**Aim of the task:** The reply is to be an exact repetition of the entries that follow, with each picture left out.

**Available data:**
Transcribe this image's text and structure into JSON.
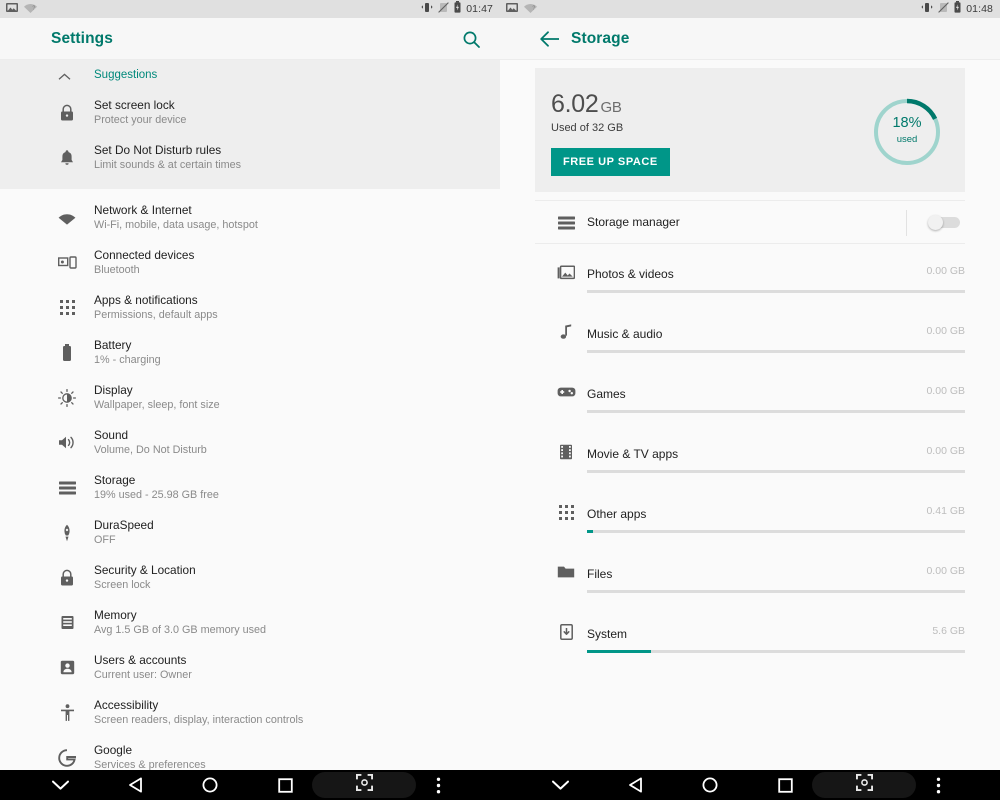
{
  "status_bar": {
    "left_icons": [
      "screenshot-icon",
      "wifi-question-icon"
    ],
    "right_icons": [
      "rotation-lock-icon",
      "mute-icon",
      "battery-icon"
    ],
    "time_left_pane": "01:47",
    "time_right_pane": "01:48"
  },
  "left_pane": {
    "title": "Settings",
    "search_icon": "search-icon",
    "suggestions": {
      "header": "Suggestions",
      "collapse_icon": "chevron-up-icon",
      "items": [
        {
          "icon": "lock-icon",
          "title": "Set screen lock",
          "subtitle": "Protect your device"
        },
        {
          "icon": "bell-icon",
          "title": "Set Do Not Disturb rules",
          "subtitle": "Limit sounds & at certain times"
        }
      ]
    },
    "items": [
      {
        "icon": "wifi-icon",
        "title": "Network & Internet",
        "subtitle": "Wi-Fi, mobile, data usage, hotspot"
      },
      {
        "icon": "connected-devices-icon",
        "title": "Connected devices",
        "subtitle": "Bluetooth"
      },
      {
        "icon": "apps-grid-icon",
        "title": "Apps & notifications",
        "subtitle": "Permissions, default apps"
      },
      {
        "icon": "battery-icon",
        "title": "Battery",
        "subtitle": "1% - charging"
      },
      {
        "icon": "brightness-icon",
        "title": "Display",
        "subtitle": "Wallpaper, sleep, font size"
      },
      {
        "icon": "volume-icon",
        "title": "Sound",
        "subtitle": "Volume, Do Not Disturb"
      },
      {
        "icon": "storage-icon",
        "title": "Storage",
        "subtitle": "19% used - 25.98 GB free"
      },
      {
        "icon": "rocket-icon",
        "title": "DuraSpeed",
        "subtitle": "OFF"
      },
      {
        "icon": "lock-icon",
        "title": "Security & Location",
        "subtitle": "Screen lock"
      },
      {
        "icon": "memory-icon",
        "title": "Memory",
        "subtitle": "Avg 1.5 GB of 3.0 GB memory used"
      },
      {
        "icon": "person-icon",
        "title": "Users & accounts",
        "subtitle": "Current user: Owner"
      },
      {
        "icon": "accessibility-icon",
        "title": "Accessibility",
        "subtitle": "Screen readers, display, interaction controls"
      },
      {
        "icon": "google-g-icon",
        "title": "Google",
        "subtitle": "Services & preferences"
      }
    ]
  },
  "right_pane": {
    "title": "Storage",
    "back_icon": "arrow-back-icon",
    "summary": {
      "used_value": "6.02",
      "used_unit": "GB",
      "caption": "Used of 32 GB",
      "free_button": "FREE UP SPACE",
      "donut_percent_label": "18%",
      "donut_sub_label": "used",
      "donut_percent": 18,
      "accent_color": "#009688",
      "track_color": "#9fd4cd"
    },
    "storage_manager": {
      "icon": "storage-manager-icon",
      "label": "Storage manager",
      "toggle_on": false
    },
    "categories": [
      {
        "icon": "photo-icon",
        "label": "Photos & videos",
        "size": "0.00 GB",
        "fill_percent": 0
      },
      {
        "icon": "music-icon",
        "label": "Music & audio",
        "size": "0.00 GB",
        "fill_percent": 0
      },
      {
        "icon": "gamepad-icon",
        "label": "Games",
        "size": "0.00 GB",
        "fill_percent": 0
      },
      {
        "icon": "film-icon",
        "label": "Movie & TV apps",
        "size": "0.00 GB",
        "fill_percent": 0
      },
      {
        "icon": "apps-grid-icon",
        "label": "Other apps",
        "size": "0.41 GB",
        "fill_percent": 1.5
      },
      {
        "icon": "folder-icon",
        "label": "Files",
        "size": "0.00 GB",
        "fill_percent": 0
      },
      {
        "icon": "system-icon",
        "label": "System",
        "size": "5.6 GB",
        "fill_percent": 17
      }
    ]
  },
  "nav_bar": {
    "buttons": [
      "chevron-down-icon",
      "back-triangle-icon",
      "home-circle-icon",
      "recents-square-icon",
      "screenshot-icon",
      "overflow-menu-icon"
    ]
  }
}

**Problem solution:**
Transcribe this image's text and structure into JSON.
{
  "status_bar": {
    "left_icons": [
      "screenshot-icon",
      "wifi-question-icon"
    ],
    "right_icons": [
      "rotation-lock-icon",
      "mute-icon",
      "battery-icon"
    ],
    "time_left_pane": "01:47",
    "time_right_pane": "01:48"
  },
  "left_pane": {
    "title": "Settings",
    "search_icon": "search-icon",
    "suggestions": {
      "header": "Suggestions",
      "collapse_icon": "chevron-up-icon",
      "items": [
        {
          "icon": "lock-icon",
          "title": "Set screen lock",
          "subtitle": "Protect your device"
        },
        {
          "icon": "bell-icon",
          "title": "Set Do Not Disturb rules",
          "subtitle": "Limit sounds & at certain times"
        }
      ]
    },
    "items": [
      {
        "icon": "wifi-icon",
        "title": "Network & Internet",
        "subtitle": "Wi-Fi, mobile, data usage, hotspot"
      },
      {
        "icon": "connected-devices-icon",
        "title": "Connected devices",
        "subtitle": "Bluetooth"
      },
      {
        "icon": "apps-grid-icon",
        "title": "Apps & notifications",
        "subtitle": "Permissions, default apps"
      },
      {
        "icon": "battery-icon",
        "title": "Battery",
        "subtitle": "1% - charging"
      },
      {
        "icon": "brightness-icon",
        "title": "Display",
        "subtitle": "Wallpaper, sleep, font size"
      },
      {
        "icon": "volume-icon",
        "title": "Sound",
        "subtitle": "Volume, Do Not Disturb"
      },
      {
        "icon": "storage-icon",
        "title": "Storage",
        "subtitle": "19% used - 25.98 GB free"
      },
      {
        "icon": "rocket-icon",
        "title": "DuraSpeed",
        "subtitle": "OFF"
      },
      {
        "icon": "lock-icon",
        "title": "Security & Location",
        "subtitle": "Screen lock"
      },
      {
        "icon": "memory-icon",
        "title": "Memory",
        "subtitle": "Avg 1.5 GB of 3.0 GB memory used"
      },
      {
        "icon": "person-icon",
        "title": "Users & accounts",
        "subtitle": "Current user: Owner"
      },
      {
        "icon": "accessibility-icon",
        "title": "Accessibility",
        "subtitle": "Screen readers, display, interaction controls"
      },
      {
        "icon": "google-g-icon",
        "title": "Google",
        "subtitle": "Services & preferences"
      }
    ]
  },
  "right_pane": {
    "title": "Storage",
    "back_icon": "arrow-back-icon",
    "summary": {
      "used_value": "6.02",
      "used_unit": "GB",
      "caption": "Used of 32 GB",
      "free_button": "FREE UP SPACE",
      "donut_percent_label": "18%",
      "donut_sub_label": "used",
      "donut_percent": 18,
      "accent_color": "#009688",
      "track_color": "#9fd4cd"
    },
    "storage_manager": {
      "icon": "storage-manager-icon",
      "label": "Storage manager",
      "toggle_on": false
    },
    "categories": [
      {
        "icon": "photo-icon",
        "label": "Photos & videos",
        "size": "0.00 GB",
        "fill_percent": 0
      },
      {
        "icon": "music-icon",
        "label": "Music & audio",
        "size": "0.00 GB",
        "fill_percent": 0
      },
      {
        "icon": "gamepad-icon",
        "label": "Games",
        "size": "0.00 GB",
        "fill_percent": 0
      },
      {
        "icon": "film-icon",
        "label": "Movie & TV apps",
        "size": "0.00 GB",
        "fill_percent": 0
      },
      {
        "icon": "apps-grid-icon",
        "label": "Other apps",
        "size": "0.41 GB",
        "fill_percent": 1.5
      },
      {
        "icon": "folder-icon",
        "label": "Files",
        "size": "0.00 GB",
        "fill_percent": 0
      },
      {
        "icon": "system-icon",
        "label": "System",
        "size": "5.6 GB",
        "fill_percent": 17
      }
    ]
  },
  "nav_bar": {
    "buttons": [
      "chevron-down-icon",
      "back-triangle-icon",
      "home-circle-icon",
      "recents-square-icon",
      "screenshot-icon",
      "overflow-menu-icon"
    ]
  }
}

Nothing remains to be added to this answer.